IV. “Everyone has the right to excavate, edit, and surprise”
With the Lost Landscapes series, Prelinger's interest lies more in topography than chronology, cutting across history to compare locations at various moments in a city's history. Through audience participation, Prelinger tries to create a “4D model” that mimics the kind of user annotation one finds on the Internet —call it a live crowd-sourcing of metadata— identifying locations and time periods, and sharing anecdotes and forgotten histories. In Prelinger's view, this is like a cinematic geotagging, where the audience is able to “attach spatial coordinates to an image; not just where it was shot, but what it sees”. This reconception of both cinematic space and form suggests how Prelinger's work with online archives has informed his thinking about fresh correspondences between old and new media. “Today we can document daily life with almost infinite granularity”, he explained. “In fact, we're approaching the Borgesian, one-to-one correspondence between the world and the map. But documentation of the past is of a different class. It's finite, it's often precious—we wish we had more”. In this sense, the group experiments of the Lost Landscapes series offer the chance to fill in some of these historical gaps, and to reroute the usual historical narratives. Here again, Prelinger is equivocal about the nomenclature: “Maybe Lost Landscapes is a misnomer: we're not just getting together to watch old footage; we're a focus group on what the future could be”.
Rather than the grand historical trajectories that most documentaries sketch out, these micro-narratives are the ones Prelinger feels are worth revisiting as a way of rereading the past and reimagining the future.
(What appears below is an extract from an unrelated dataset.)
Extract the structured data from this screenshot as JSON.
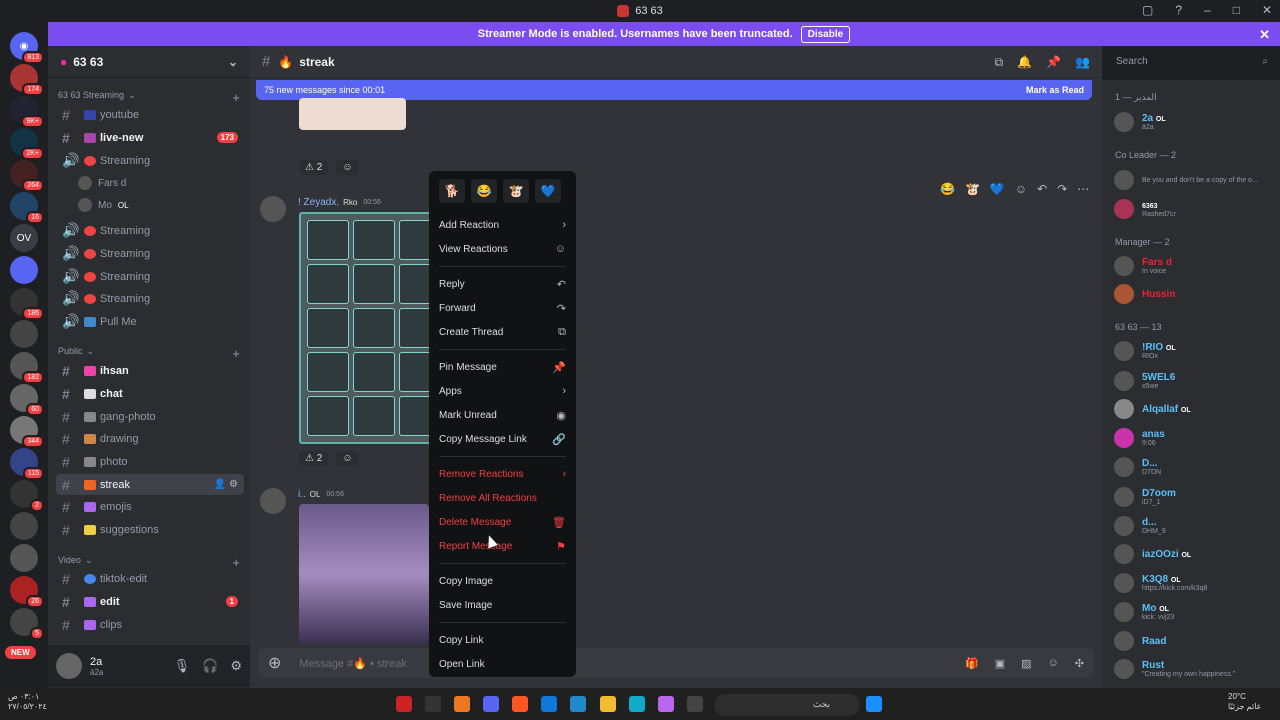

And this process begins with greater access to and interactivity with the archive. For Prelinger, as he explained at Full Frame, "this marks the fulfillment of a kind of civic right that too often goes unrecognized: that every generation and group is entitled to reinterpret history from wherever it stands and towards its own ends, and that everyone has the right to excavate, edit, and surprise."
“Recycling Programs: Rick Prelinger and the meta-archival documentary”
by Leo Goldsmith was published on Moving Image Source (Museum of Moving Image), 2011.